Meanwhile, I’ve been haunted by another idea for a novel, this time a young-adult story. It’s something that has been floating around in my head for about 15 years, and for some reason, it has come to the forefront again, sometimes shouting: “WRITE ME!” I also had a new idea for a picture book a couple of weeks ago. And this morning, an idea that I had about six years raised its head.

It’s a funny thing. You can be totally engrossed in one story, but others pop into your head. You start thinking about them, get excited about them, and sometimes, the new idea can seduce you away from the project you were working on. I found that happened a lot in my early years of writing, especially when I was in the more uncertain middle. If I was floundering, another idea would rise up and I’d lose interest in the older one. I’d start working on the new idea and then … yep, I’d flounder and get seduced by another idea.

The problem is that, in everything piece of writing we do, we’re going to have ups and downs, days when the words we type or write seem perfect and days when we can barely think of “and”. But perserverance is key if we’re going to be a success, because before we can sell a book, we have to finish writing a book. And before we can send out our finished book to agents and editors, we must — at least should — revise the book, from the beginning to the end, sometimes four, five, more times until it’s really, truly ready, the best that it can be.

So, what to do when other ideas are oiling up and flexing their muscles in front of us (feel free to substitute that with putting on lipstick and fluffing their hair, or whatever turns you on)? Pay attention, write down what the ideas are telling us, then put the notes away for a later date. We want those new ideas and welcome them with open arms, but we don’t have to do anything with them yet. We’ll need those ideas when we start submitting our current work (because the best thing to get us through the waiting-for-an-answer period is to start writing something else).
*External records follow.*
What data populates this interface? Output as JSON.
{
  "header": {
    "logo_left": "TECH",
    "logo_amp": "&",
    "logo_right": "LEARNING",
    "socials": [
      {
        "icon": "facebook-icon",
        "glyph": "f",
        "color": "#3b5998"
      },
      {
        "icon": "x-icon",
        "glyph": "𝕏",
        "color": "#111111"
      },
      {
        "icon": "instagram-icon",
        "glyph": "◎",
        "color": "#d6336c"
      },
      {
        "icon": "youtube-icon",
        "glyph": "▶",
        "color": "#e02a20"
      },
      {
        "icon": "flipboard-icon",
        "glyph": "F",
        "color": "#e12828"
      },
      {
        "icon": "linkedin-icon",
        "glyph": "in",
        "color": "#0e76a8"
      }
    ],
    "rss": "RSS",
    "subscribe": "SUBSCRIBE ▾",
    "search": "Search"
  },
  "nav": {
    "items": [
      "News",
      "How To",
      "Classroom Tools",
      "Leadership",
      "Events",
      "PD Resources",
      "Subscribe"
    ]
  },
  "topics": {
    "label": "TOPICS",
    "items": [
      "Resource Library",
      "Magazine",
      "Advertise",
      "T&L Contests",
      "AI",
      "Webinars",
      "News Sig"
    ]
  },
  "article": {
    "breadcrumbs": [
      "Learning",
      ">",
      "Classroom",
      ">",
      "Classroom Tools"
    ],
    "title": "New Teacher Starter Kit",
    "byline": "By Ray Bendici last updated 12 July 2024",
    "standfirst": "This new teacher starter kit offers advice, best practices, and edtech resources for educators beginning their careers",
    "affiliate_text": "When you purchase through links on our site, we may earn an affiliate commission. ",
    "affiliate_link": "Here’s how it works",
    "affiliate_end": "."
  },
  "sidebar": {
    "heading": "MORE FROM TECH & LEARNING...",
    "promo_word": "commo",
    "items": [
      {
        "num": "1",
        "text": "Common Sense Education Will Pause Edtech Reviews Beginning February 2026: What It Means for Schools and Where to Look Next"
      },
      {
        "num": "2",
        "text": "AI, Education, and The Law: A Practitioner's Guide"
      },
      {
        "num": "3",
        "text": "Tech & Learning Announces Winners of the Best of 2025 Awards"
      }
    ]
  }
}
But for now, our older idea, the one we have been nurturing and growing is the one we should stick with, see it through to the end, no matter how many times we flounder.

So, I’m writing notes about ideas and putting them away. I’m sticking with my middle-grade novel.

What are you sticking with?

Write On!